M.Sc Thesis


M.Sc StudentAzaria Reut
SubjectFast Monocular Depth Estimation for Autonomous Underwater
Vehicles
DepartmentDepartment of Electrical and Computer Engineering
Supervisor ASSOCIATE PROF. Guy Gilboa


Abstract

Estimating an accurate depth map of a scene is essential for navigation and collision

avoidance of autonomous vehicles. Although several methods exist and perform well

above water, for the underwater environment this task is challenging not only due to

the optical effect of the water but also due to the lack of datasets for deep learning

methods.

In this research, we consider the problem of underwater dense depth completion,

when sparse measurements are given, and with the aid of additional input images, the rest should be interpolated. In principle, two cameras can be mounted on a robot to

compute stereo disparities. Yet, this is highly impractical for small, agile systems, as

the required baseline significantly increases drag and limits the platform's capabilities.

Thus, we focus on monocular depth estimation with a high level of accuracy to enable

safe navigation for an autonomous underwater vehicle (AUV) in real-time.

We suggest a training framework that gets input images from a monocular camera,

jointly with sparse measurements generated from real-time SLAM. Our model uses an

adjusted loss function that ensures a minimal error in the short navigation range.

Alongside a depth map, our model outputs the uncertainty of the predictions,

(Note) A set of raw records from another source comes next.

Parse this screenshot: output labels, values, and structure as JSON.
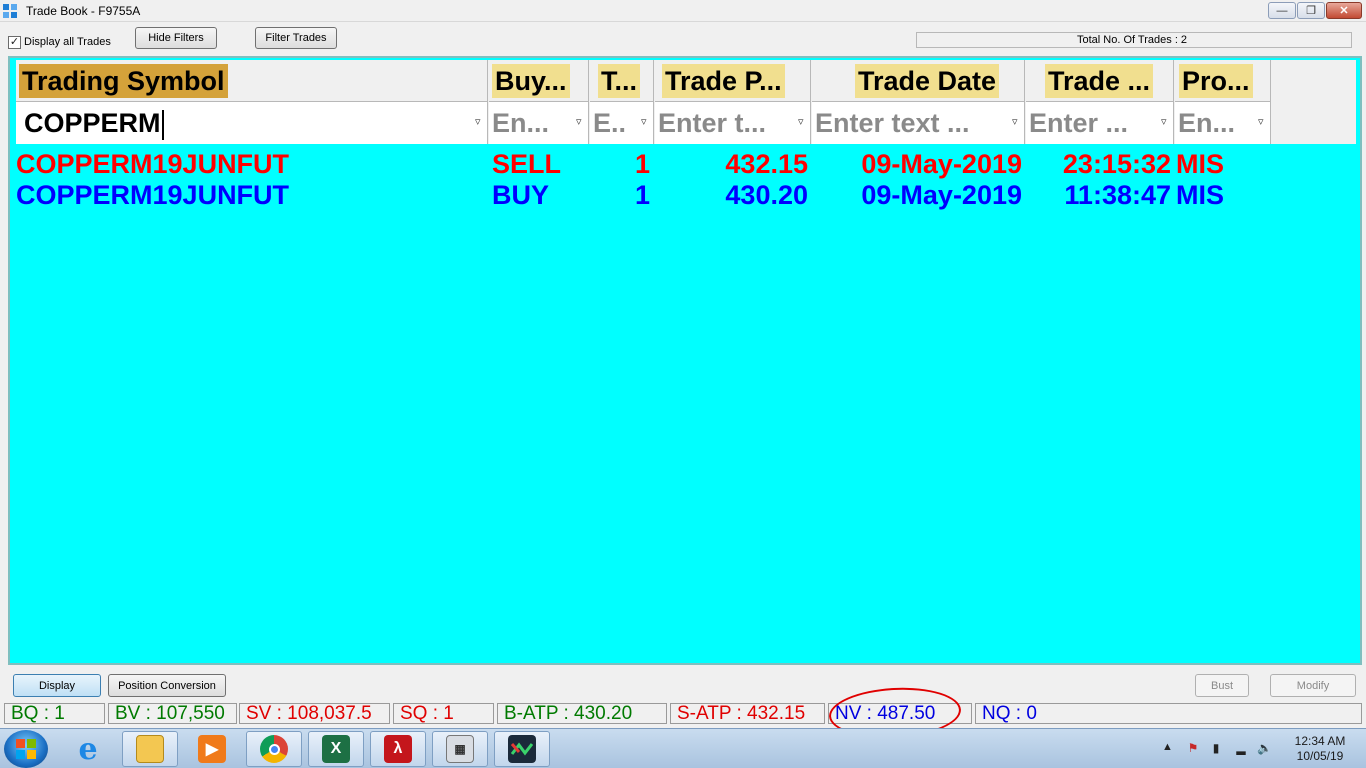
{
  "window": {
    "title": "Trade Book - F9755A"
  },
  "toolbar": {
    "display_all_label": "Display all Trades",
    "display_all_checked": true,
    "hide_filters_label": "Hide Filters",
    "filter_trades_label": "Filter Trades",
    "total_trades": "Total No. Of Trades : 2"
  },
  "grid": {
    "background": "#00ffff",
    "columns": [
      {
        "label": "Trading Symbol",
        "filter_value": "COPPERM",
        "filter_placeholder": ""
      },
      {
        "label": "Buy...",
        "filter_value": "",
        "filter_placeholder": "En..."
      },
      {
        "label": "T...",
        "filter_value": "",
        "filter_placeholder": "E.."
      },
      {
        "label": "Trade P...",
        "filter_value": "",
        "filter_placeholder": "Enter t..."
      },
      {
        "label": "Trade Date",
        "filter_value": "",
        "filter_placeholder": "Enter text ..."
      },
      {
        "label": "Trade ...",
        "filter_value": "",
        "filter_placeholder": "Enter ..."
      },
      {
        "label": "Pro...",
        "filter_value": "",
        "filter_placeholder": "En..."
      }
    ],
    "rows": [
      {
        "color": "#ff0000",
        "cells": [
          "COPPERM19JUNFUT",
          "SELL",
          "1",
          "432.15",
          "09-May-2019",
          "23:15:32",
          "MIS"
        ]
      },
      {
        "color": "#0000ff",
        "cells": [
          "COPPERM19JUNFUT",
          "BUY",
          "1",
          "430.20",
          "09-May-2019",
          "11:38:47",
          "MIS"
        ]
      }
    ]
  },
  "bottom_buttons": {
    "display": "Display",
    "position_conversion": "Position Conversion",
    "bust": "Bust",
    "modify": "Modify"
  },
  "summary": {
    "bq": "BQ : 1",
    "bv": "BV : 107,550",
    "sv": "SV : 108,037.5",
    "sq": "SQ : 1",
    "b_atp": "B-ATP : 430.20",
    "s_atp": "S-ATP : 432.15",
    "nv": "NV : 487.50",
    "nq": "NQ : 0"
  },
  "taskbar": {
    "apps": [
      "internet-explorer",
      "file-explorer",
      "media-player",
      "chrome",
      "excel",
      "acrobat",
      "calculator",
      "trading-app"
    ],
    "time": "12:34 AM",
    "date": "10/05/19"
  }
}
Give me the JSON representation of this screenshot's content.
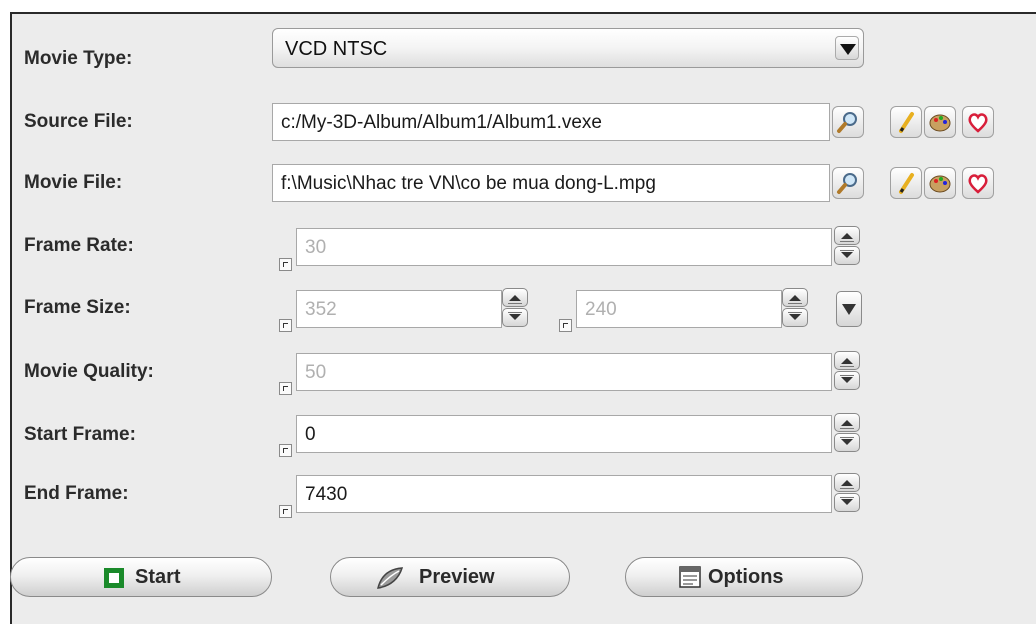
{
  "labels": {
    "movie_type": "Movie Type:",
    "source_file": "Source File:",
    "movie_file": "Movie File:",
    "frame_rate": "Frame Rate:",
    "frame_size": "Frame Size:",
    "movie_quality": "Movie Quality:",
    "start_frame": "Start Frame:",
    "end_frame": "End Frame:"
  },
  "fields": {
    "movie_type_value": "VCD NTSC",
    "source_file_value": "c:/My-3D-Album/Album1/Album1.vexe",
    "movie_file_value": "f:\\Music\\Nhac tre VN\\co be mua dong-L.mpg",
    "frame_rate_value": "30",
    "frame_width_value": "352",
    "frame_height_value": "240",
    "movie_quality_value": "50",
    "start_frame_value": "0",
    "end_frame_value": "7430"
  },
  "buttons": {
    "start": "Start",
    "preview": "Preview",
    "options": "Options"
  },
  "icons": {
    "browse": "magnifier-icon",
    "edit": "pencil-icon",
    "palette": "palette-icon",
    "favorite": "heart-icon"
  },
  "colors": {
    "panel_bg": "#ececec",
    "start_icon": "#1a8a2a",
    "heart": "#d81e3a"
  }
}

indicating the accuracy of each prediction.

We conduct experiments on a new dataset collected by the Marine Imaging Lab

(Haifa University), and show that our architecture provides greater accuracy as the

distance decreases, and hence can be applied for real-time navigation. By defining a

new error measurement that estimates the percentage of inaccurate predictions that are

deeper than the ground truth, we examine our model performance. We show that our

model precision provides safe navigation for an AUV, with an error of 5% in a short

range of up to 3[m]. Our proposed network runs on average at 3[fps] on an NVIDIA

Jetson Xavier GPU.